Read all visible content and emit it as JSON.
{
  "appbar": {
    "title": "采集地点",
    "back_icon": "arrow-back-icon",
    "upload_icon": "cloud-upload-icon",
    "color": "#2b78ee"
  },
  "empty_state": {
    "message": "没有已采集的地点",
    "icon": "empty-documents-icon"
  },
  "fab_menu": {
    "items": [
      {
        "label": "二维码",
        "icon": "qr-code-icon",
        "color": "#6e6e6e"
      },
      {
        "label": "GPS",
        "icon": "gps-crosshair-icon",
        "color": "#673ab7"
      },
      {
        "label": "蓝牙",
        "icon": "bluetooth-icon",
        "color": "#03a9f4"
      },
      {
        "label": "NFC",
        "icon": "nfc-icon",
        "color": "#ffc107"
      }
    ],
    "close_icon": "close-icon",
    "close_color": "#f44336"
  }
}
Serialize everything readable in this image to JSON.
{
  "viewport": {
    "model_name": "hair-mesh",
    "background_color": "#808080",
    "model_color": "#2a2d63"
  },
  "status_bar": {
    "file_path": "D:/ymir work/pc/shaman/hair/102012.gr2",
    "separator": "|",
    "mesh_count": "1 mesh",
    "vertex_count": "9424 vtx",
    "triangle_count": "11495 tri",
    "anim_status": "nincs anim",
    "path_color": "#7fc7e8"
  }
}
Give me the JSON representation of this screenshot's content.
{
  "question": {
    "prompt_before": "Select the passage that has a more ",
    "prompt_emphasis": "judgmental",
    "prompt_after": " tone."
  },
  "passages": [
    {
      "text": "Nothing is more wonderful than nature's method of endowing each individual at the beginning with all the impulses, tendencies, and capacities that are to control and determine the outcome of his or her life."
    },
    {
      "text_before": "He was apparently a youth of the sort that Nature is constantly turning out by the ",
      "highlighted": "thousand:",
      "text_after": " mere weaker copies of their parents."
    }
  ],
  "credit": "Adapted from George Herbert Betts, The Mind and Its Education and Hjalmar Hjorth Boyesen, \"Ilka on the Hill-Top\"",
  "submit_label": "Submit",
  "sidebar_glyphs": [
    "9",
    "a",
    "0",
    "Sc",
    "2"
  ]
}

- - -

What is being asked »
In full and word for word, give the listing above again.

Completed task »
Read all visible content and emit it as JSON.
{
  "appbar": {
    "title": "采集地点",
    "back_icon": "arrow-back-icon",
    "upload_icon": "cloud-upload-icon",
    "color": "#2b78ee"
  },
  "empty_state": {
    "message": "没有已采集的地点",
    "icon": "empty-documents-icon"
  },
  "fab_menu": {
    "items": [
      {
        "label": "二维码",
        "icon": "qr-code-icon",
        "color": "#6e6e6e"
      },
      {
        "label": "GPS",
        "icon": "gps-crosshair-icon",
        "color": "#673ab7"
      },
      {
        "label": "蓝牙",
        "icon": "bluetooth-icon",
        "color": "#03a9f4"
      },
      {
        "label": "NFC",
        "icon": "nfc-icon",
        "color": "#ffc107"
      }
    ],
    "close_icon": "close-icon",
    "close_color": "#f44336"
  }
}
Serialize everything readable in this image to JSON.
{
  "viewport": {
    "model_name": "hair-mesh",
    "background_color": "#808080",
    "model_color": "#2a2d63"
  },
  "status_bar": {
    "file_path": "D:/ymir work/pc/shaman/hair/102012.gr2",
    "separator": "|",
    "mesh_count": "1 mesh",
    "vertex_count": "9424 vtx",
    "triangle_count": "11495 tri",
    "anim_status": "nincs anim",
    "path_color": "#7fc7e8"
  }
}
Give me the JSON representation of this screenshot's content.
{
  "question": {
    "prompt_before": "Select the passage that has a more ",
    "prompt_emphasis": "judgmental",
    "prompt_after": " tone."
  },
  "passages": [
    {
      "text": "Nothing is more wonderful than nature's method of endowing each individual at the beginning with all the impulses, tendencies, and capacities that are to control and determine the outcome of his or her life."
    },
    {
      "text_before": "He was apparently a youth of the sort that Nature is constantly turning out by the ",
      "highlighted": "thousand:",
      "text_after": " mere weaker copies of their parents."
    }
  ],
  "credit": "Adapted from George Herbert Betts, The Mind and Its Education and Hjalmar Hjorth Boyesen, \"Ilka on the Hill-Top\"",
  "submit_label": "Submit",
  "sidebar_glyphs": [
    "9",
    "a",
    "0",
    "Sc",
    "2"
  ]
}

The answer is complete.